Without the consent of the association attorney:
Client (a corporation) has brought an antitrust and defamation suit against a livestock breeders' association, of which it is a member. The association is a California not-for-profit corporation, comprising a number of profit-making corporations. The other defendants are the association's current president, the plaintiff corporation's chief competitor, and several unnamed co-conspirators. The complaint alleges that the competitor, the association's current administration and others have conspired to suspend the plaintiff's membership for violations of the association's code of ethics. The association is represented by counsel. Plaintiff has asked the following questions:
Rule 7-103. Communicating With An Adverse Party Represented By Counsel.
"A member of the State Bar shall not communicate directly or indirectly with a party whom he knows to be represented by counsel upon a subject of controversy, without the express consent of such counsel. This rule shall not apply to communications with a public officer, board, committee or body."

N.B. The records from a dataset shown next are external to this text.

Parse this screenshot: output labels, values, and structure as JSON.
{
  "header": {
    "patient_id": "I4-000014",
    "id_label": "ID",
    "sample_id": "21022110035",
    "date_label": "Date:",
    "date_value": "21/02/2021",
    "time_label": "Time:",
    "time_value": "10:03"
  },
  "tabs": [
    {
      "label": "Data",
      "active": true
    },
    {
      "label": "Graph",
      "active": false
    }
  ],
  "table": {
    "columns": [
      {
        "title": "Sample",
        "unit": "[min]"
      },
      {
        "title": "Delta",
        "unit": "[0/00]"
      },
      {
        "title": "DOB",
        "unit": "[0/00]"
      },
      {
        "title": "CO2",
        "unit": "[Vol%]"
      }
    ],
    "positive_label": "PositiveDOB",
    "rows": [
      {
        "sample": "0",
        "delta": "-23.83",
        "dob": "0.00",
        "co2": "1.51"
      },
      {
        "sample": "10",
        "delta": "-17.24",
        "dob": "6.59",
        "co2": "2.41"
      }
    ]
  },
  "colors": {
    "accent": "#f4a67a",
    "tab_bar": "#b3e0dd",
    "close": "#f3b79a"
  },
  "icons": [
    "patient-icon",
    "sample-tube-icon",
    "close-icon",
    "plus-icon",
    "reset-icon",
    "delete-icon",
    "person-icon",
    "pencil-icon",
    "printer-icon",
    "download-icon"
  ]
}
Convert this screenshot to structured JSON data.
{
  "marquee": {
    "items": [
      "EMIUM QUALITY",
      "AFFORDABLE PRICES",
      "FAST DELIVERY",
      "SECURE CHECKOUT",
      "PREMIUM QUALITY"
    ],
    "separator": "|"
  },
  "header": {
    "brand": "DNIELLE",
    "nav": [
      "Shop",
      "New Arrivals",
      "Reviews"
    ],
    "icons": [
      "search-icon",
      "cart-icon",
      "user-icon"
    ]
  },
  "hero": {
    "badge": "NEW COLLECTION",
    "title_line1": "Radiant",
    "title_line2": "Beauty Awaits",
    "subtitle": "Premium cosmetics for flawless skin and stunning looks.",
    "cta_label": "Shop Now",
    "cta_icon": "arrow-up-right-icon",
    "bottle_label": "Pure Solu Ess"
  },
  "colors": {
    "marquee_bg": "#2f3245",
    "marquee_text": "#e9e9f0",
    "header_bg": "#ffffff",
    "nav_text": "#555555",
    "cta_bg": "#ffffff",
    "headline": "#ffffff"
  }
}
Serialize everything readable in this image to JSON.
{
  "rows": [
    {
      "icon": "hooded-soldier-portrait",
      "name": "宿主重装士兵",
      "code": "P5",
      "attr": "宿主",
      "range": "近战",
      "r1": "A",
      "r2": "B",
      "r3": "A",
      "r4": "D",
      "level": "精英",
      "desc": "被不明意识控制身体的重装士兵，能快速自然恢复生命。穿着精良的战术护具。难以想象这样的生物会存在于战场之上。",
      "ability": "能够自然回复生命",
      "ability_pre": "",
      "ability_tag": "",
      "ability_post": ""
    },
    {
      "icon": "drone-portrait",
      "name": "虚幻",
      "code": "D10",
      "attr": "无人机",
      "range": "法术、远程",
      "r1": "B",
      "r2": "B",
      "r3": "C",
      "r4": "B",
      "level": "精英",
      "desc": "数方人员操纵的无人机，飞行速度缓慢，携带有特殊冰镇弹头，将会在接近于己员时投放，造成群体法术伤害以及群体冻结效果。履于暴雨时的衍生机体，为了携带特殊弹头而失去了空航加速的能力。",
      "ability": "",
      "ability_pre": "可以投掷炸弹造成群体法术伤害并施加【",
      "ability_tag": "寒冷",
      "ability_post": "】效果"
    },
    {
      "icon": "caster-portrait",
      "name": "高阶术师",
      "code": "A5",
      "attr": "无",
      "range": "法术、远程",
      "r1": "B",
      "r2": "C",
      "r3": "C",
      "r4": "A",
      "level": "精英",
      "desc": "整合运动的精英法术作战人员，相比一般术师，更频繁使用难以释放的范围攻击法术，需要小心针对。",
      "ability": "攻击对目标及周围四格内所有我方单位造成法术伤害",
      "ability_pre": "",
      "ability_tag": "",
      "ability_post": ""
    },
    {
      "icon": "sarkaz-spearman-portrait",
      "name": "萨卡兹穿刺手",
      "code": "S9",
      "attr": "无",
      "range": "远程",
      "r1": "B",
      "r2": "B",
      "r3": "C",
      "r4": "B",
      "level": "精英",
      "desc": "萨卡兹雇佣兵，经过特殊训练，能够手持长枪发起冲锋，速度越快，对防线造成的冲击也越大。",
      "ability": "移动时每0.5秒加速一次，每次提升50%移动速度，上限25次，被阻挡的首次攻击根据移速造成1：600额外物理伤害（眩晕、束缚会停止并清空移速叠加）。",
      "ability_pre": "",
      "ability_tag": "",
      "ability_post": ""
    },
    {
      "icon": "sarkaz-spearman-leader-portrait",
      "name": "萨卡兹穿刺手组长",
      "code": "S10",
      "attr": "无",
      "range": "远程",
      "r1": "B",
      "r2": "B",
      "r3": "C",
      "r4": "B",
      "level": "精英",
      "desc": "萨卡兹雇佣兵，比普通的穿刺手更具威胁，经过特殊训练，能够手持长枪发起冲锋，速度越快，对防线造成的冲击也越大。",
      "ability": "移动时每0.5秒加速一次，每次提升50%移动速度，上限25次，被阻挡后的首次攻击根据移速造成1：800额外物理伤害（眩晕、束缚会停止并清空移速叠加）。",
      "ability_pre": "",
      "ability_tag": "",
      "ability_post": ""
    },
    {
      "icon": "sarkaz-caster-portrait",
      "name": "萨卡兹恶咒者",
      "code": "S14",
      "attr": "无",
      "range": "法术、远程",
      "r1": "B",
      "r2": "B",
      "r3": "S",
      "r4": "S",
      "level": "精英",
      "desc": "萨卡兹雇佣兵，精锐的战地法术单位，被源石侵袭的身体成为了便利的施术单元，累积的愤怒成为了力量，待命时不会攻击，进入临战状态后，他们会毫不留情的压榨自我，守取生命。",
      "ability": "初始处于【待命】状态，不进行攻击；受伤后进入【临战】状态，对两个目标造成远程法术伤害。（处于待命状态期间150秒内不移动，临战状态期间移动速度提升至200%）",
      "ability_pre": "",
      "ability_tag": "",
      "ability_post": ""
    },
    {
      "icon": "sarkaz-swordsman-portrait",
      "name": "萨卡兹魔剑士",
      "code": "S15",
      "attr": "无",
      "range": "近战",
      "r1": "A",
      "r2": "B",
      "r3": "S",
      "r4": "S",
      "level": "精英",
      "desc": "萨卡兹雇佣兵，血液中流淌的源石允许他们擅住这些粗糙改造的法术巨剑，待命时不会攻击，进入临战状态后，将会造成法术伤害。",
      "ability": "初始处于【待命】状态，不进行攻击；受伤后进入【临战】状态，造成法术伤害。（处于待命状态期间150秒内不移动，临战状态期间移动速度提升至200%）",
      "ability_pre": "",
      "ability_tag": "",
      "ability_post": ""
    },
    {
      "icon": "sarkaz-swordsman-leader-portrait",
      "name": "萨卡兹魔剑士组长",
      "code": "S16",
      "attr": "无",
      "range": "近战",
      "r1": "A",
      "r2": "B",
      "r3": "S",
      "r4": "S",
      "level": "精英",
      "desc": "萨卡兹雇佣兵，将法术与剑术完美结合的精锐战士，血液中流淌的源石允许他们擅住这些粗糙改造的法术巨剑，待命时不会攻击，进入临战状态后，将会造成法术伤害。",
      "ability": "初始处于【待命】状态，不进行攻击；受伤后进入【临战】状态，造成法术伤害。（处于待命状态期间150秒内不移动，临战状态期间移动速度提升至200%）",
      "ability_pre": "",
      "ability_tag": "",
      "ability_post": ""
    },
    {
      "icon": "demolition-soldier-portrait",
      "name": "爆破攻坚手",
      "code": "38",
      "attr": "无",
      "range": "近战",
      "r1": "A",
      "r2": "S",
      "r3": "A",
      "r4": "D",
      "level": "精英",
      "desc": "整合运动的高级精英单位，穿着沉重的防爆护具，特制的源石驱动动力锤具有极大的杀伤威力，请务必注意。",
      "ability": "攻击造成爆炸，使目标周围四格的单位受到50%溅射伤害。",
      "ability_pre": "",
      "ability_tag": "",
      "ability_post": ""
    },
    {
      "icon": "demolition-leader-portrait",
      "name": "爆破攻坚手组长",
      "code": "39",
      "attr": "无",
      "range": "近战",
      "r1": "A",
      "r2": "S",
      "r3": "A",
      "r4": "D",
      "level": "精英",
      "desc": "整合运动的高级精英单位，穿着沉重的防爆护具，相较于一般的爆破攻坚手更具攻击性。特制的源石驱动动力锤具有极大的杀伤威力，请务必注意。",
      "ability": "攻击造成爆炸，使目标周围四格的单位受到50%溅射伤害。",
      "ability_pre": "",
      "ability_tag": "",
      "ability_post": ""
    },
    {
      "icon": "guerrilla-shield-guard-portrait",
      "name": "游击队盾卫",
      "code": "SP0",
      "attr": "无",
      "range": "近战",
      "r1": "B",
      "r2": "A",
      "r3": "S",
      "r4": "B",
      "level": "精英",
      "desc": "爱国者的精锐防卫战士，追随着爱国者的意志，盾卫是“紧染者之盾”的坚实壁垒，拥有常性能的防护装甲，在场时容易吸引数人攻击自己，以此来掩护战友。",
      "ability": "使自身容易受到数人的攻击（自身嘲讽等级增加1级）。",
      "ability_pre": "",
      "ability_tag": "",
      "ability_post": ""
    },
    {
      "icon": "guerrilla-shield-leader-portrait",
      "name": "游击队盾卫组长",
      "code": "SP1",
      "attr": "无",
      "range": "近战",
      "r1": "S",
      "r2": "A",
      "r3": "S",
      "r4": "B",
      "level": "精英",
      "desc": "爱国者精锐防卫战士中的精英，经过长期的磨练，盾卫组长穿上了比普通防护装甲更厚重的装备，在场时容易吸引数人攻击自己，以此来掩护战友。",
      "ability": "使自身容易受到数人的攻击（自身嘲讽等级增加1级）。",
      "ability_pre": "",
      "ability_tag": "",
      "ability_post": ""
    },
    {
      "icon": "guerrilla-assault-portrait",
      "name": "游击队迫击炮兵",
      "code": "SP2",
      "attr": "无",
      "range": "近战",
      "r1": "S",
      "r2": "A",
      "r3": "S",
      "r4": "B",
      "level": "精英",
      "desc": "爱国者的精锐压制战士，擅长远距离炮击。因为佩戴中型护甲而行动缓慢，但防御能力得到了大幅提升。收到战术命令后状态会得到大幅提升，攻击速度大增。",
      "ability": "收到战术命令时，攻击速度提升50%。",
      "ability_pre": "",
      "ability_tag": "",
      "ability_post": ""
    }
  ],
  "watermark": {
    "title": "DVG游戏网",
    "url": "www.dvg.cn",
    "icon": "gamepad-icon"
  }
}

It is clear that no contact with a party about the matters in controversy is permissible without the consent of the party's counsel. There is no doubt that the interviews at issue will involve discussion of the matters in controversy. The question is, who falls within the term "party" when the party is a corporation.
Ethical Consideration 5-18 of the ABA Code of Professional Responsibility states that "a lawyer employed or retained by corporation owes his allegiance to the entity and not to a stockholder, director, officer, employee, representative, or other person connected with the entity."
Since a corporate entity can only act through individuals, the issue presented is which of such individuals is the "entity" for purposes of rule 7-103.
At a minimum, it is this Committee's view that opposing counsel is barred from contacting those officials - officers,  directors, and managing agents - who have express or implied authority to commit the corporation to a course of action. Because of their rank, such individuals act on behalf of the corporation, are responsible for running it, and are so closely identified with it that they must be deemed to be parties for purposes of rule 7-103 when the corporation is a party.
This conclusion is supported by ABA Informal Opinion 1377 (June 2, 1977). In that opinion, a municipal corporation had been sued for defective construction of a sewer system. The question was whether it was proper for opposing counsel to meet with the building marshall for the municipal corporation, without the knowledge and consent of counsel for the corporation. The building marshall, who was an officer of the corporation and was in charge of enforcing the corporation's building code, would be questioned about his conclusions as to the cause of the structural failure in the sewer system.
The Committee found such contact to be improper under ABA DR 7-104, the ABA analog of California rule 7-103  The Committee noted that counsel may interview a witness or prospective witness unless the person is a party. Thus, the question was whether the building marshall must be deemed a party when the actual party was the municipal corporation for which he worked. The Committee said yes:
"If the Building Marshall in the hypothetical case presented would be in a position to commit the municipal corporation in the particular situation because of his authority as a corporate officer or because for some other reason the law cloaks him with authority then he, as the alter ego of the corporation, is a party for purposes of DR 7-104(A)(1). The right of the municipal corporation to representation by counsel must prevail over opposing counsel's unrestricted access to officers and employees of the municipal corporation. Where an officer or employee can commit the corporation, opposing counsel must view the officer or employee as an integral component of the municipal corporation itself and therefore within the concept of a 'party' for the purposes of the Code."
All opinions of the Committee are subject to the following disclaimer:
In using these opinions you should be aware that subsequent judicial opinions and revised rules of professional conduct may have dealt with the areas covered by these ethics opinions.